Problem to work on: Search the data for "gauge" and copy every matching line.

[App and web page records]
══════════
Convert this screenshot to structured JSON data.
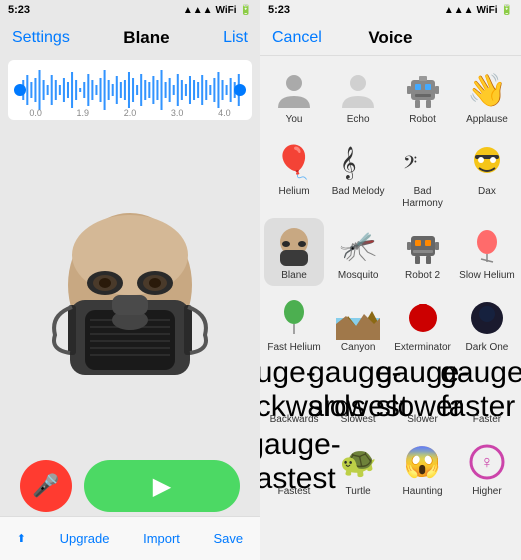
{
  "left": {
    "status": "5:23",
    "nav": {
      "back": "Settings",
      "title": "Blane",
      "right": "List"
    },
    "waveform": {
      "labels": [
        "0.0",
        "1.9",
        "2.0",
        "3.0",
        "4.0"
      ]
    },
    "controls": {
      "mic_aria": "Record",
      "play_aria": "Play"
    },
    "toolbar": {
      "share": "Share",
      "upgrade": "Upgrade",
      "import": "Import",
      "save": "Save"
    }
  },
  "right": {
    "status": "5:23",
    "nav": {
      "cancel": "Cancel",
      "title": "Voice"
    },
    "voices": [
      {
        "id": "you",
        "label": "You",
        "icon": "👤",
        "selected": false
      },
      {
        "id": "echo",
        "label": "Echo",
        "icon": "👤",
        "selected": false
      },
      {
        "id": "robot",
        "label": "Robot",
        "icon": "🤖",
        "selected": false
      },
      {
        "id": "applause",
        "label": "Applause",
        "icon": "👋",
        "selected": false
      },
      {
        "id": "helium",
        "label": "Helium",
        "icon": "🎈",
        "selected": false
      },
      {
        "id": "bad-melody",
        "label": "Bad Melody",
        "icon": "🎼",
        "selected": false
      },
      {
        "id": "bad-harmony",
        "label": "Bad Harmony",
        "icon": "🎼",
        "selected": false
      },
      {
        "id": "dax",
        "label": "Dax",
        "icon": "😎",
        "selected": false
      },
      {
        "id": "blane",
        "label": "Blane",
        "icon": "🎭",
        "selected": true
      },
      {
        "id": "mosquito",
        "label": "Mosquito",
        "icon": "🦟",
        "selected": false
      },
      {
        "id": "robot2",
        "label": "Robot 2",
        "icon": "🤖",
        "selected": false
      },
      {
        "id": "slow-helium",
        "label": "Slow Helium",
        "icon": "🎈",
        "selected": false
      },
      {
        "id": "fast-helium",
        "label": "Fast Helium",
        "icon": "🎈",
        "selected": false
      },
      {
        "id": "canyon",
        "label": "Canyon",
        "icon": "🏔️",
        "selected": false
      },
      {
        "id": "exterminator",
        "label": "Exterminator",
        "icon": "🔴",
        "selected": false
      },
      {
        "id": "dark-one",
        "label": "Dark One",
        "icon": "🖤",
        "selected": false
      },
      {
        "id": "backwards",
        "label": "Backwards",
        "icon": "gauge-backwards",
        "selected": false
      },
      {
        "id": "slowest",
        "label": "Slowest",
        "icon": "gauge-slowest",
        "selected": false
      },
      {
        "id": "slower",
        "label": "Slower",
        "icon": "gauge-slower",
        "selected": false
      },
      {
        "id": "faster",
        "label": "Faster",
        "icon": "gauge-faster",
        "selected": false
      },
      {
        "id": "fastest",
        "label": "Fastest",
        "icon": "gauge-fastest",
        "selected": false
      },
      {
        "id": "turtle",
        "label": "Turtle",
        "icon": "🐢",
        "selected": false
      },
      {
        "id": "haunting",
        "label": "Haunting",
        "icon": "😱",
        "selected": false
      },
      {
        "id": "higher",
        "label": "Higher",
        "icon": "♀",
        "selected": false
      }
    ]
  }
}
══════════
Exercise solution:
        "icon": "gauge-backwards",
        "icon": "gauge-slowest",
        "icon": "gauge-slower",
        "icon": "gauge-faster",
        "icon": "gauge-fastest",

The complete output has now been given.